(Data excerpts)
_ _ _ _ _

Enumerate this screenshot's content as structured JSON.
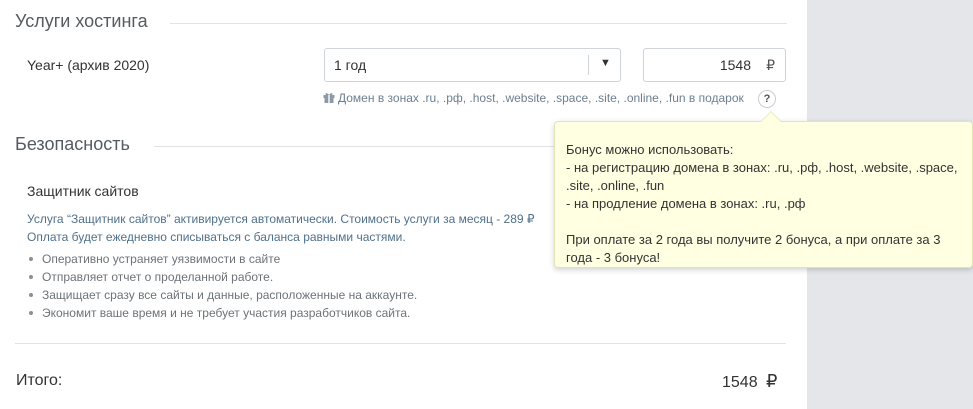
{
  "hosting": {
    "section_title": "Услуги хостинга",
    "product_name": "Year+ (архив 2020)",
    "period": "1 год",
    "price": "1548",
    "currency": "₽",
    "gift_note": "Домен в зонах .ru, .рф, .host, .website, .space, .site, .online, .fun в подарок",
    "help_label": "?"
  },
  "tooltip": {
    "line1": "Бонус можно использовать:",
    "line2": "- на регистрацию домена в зонах: .ru, .рф, .host, .website, .space,",
    "line3": ".site, .online, .fun",
    "line4": "- на продление домена в зонах: .ru, .рф",
    "line5": "При оплате за 2 года вы получите 2 бонуса, а при оплате за 3",
    "line6": "года - 3 бонуса!"
  },
  "security": {
    "section_title": "Безопасность",
    "protector_title": "Защитник сайтов",
    "desc_line1": "Услуга “Защитник сайтов” активируется автоматически. Стоимость услуги за месяц - 289 ₽",
    "desc_line2": "Оплата будет ежедневно списываться с баланса равными частями.",
    "features": [
      "Оперативно устраняет уязвимости в сайте",
      "Отправляет отчет о проделанной работе.",
      "Защищает сразу все сайты и данные, расположенные на аккаунте.",
      "Экономит ваше время и не требует участия разработчиков сайта."
    ]
  },
  "total": {
    "label": "Итого:",
    "amount": "1548",
    "currency": "₽"
  },
  "colors": {
    "tooltip_bg": "#ffffe2",
    "link_text": "#50708b",
    "side_panel": "#e4e6e9"
  },
  "icons": {
    "gift": "gift-icon",
    "dropdown": "chevron-down-icon",
    "help": "help-icon"
  }
}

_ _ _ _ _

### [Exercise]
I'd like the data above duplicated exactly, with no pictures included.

### [Response]
Enumerate this screenshot's content as structured JSON.
{
  "hosting": {
    "section_title": "Услуги хостинга",
    "product_name": "Year+ (архив 2020)",
    "period": "1 год",
    "price": "1548",
    "currency": "₽",
    "gift_note": "Домен в зонах .ru, .рф, .host, .website, .space, .site, .online, .fun в подарок",
    "help_label": "?"
  },
  "tooltip": {
    "line1": "Бонус можно использовать:",
    "line2": "- на регистрацию домена в зонах: .ru, .рф, .host, .website, .space,",
    "line3": ".site, .online, .fun",
    "line4": "- на продление домена в зонах: .ru, .рф",
    "line5": "При оплате за 2 года вы получите 2 бонуса, а при оплате за 3",
    "line6": "года - 3 бонуса!"
  },
  "security": {
    "section_title": "Безопасность",
    "protector_title": "Защитник сайтов",
    "desc_line1": "Услуга “Защитник сайтов” активируется автоматически. Стоимость услуги за месяц - 289 ₽",
    "desc_line2": "Оплата будет ежедневно списываться с баланса равными частями.",
    "features": [
      "Оперативно устраняет уязвимости в сайте",
      "Отправляет отчет о проделанной работе.",
      "Защищает сразу все сайты и данные, расположенные на аккаунте.",
      "Экономит ваше время и не требует участия разработчиков сайта."
    ]
  },
  "total": {
    "label": "Итого:",
    "amount": "1548",
    "currency": "₽"
  },
  "colors": {
    "tooltip_bg": "#ffffe2",
    "link_text": "#50708b",
    "side_panel": "#e4e6e9"
  },
  "icons": {
    "gift": "gift-icon",
    "dropdown": "chevron-down-icon",
    "help": "help-icon"
  }
}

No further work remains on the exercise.